“It seems like in these eight years, officials came up with the idea that if men don’t want to control the women in their families and keep them at home, the government should play the role of the father or the older brother and keep them in check in the public domain,” Ezazi was quoted as saying in a July 3 report on the Focus on Iranian Women website.
While women are allowed to vote and drive, they’re segregated on buses, mosques and public pools and forbidden from entering sports stadiums to watch male teams play.

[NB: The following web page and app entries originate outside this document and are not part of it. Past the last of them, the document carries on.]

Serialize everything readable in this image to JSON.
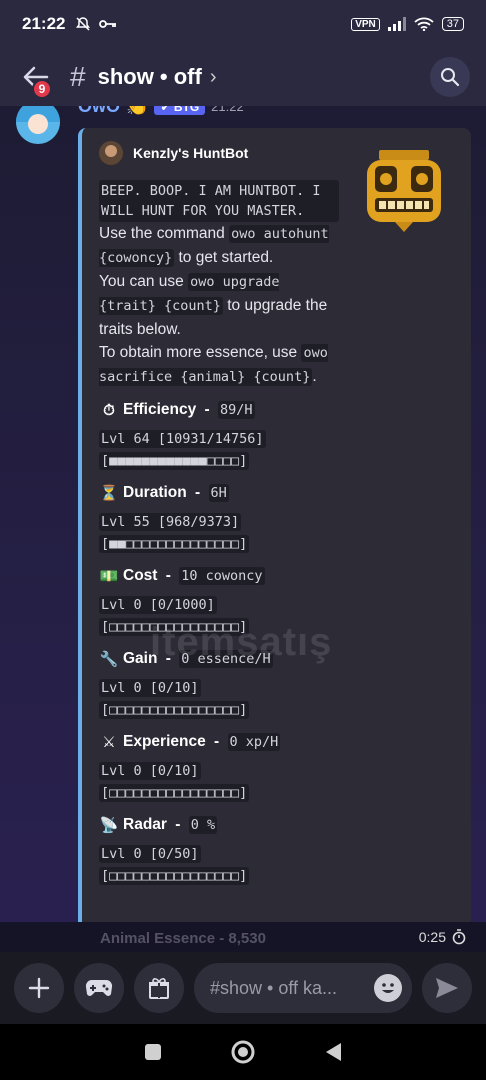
{
  "status_bar": {
    "time": "21:22",
    "vpn": "VPN",
    "battery": "37"
  },
  "header": {
    "back_badge": "9",
    "channel": "show • off",
    "chevron": "›"
  },
  "message": {
    "username": "OwO",
    "bot_tag": "✔ BTG",
    "time": "21:22"
  },
  "embed": {
    "author": "Kenzly's HuntBot",
    "intro_mono": "BEEP. BOOP. I AM HUNTBOT. I WILL HUNT FOR YOU MASTER.",
    "line1_a": "Use the command ",
    "line1_code": "owo autohunt {cowoncy}",
    "line1_b": " to get started.",
    "line2_a": "You can use ",
    "line2_code": "owo upgrade {trait} {count}",
    "line2_b": " to upgrade the traits below.",
    "line3_a": "To obtain more essence, use ",
    "line3_code": "owo sacrifice {animal} {count}",
    "line3_b": ".",
    "traits": [
      {
        "icon": "⏱",
        "name": "Efficiency",
        "value": "89/H",
        "level": "Lvl 64 [10931/14756]",
        "bar": "[■■■■■■■■■■■■□□□□]"
      },
      {
        "icon": "⏳",
        "name": "Duration",
        "value": "6H",
        "level": "Lvl 55 [968/9373]",
        "bar": "[■■□□□□□□□□□□□□□□]"
      },
      {
        "icon": "💵",
        "name": "Cost",
        "value": "10 cowoncy",
        "level": "Lvl 0 [0/1000]",
        "bar": "[□□□□□□□□□□□□□□□□]"
      },
      {
        "icon": "🔧",
        "name": "Gain",
        "value": "0 essence/H",
        "level": "Lvl 0 [0/10]",
        "bar": "[□□□□□□□□□□□□□□□□]"
      },
      {
        "icon": "⚔",
        "name": "Experience",
        "value": "0 xp/H",
        "level": "Lvl 0 [0/10]",
        "bar": "[□□□□□□□□□□□□□□□□]"
      },
      {
        "icon": "📡",
        "name": "Radar",
        "value": "0 %",
        "level": "Lvl 0 [0/50]",
        "bar": "[□□□□□□□□□□□□□□□□]"
      }
    ],
    "peek": "Animal Essence - 8,530"
  },
  "timer": "0:25",
  "input": {
    "placeholder": "#show • off ka..."
  },
  "watermark": "itemsatış",
  "colors": {
    "accent_bar": "#6ab0e8",
    "badge": "#e2384a",
    "bot_tag": "#5865f2"
  }
}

They’re educated separately from as early as primary school.
About 52 percent of university graduates in 2009 and 68 percent of science graduates were women, according to data for the most recent year available by the Paris-based UN Education Scientific and Cultural Organization. In 2011, women accounted for 27 percent of the workforce.
Sweeps for the inadequately covered tend to increase in the summer, when temperatures can reach 40 degrees Celsius (104 Fahrenheit) in Tehran. Patrol vans are usually prominently parked outside shopping malls and cinemas. Women may be stopped just for questioning or taken into custody; punishment is usually a scolding or a fine, and they’ll be asked to sign a document acknowledging that they weren’t in modest attire.
There’s no one written code that defines what that is. Conservatives and progressives in Iran tend to disagree whether only the black, heavy and to-the-floor chador should be acceptable or if coats and scarves are sufficient protection.
Noushin, a 32-year-old graphic designer in Adidas sneakers and black leggings, said she’s optimistic moderation will prevail under Rohani, whose slogan was “prudence and hope.” He won 50.7 percent of the vote in a victory that wasn’t predicted by polls published in state-run media.
“Rohani understands the importance of freedom for people, that the government needs people’s backing,” said Noushin, wearing a pink shawl from which strands of hair stuck out. “And women are half the population.”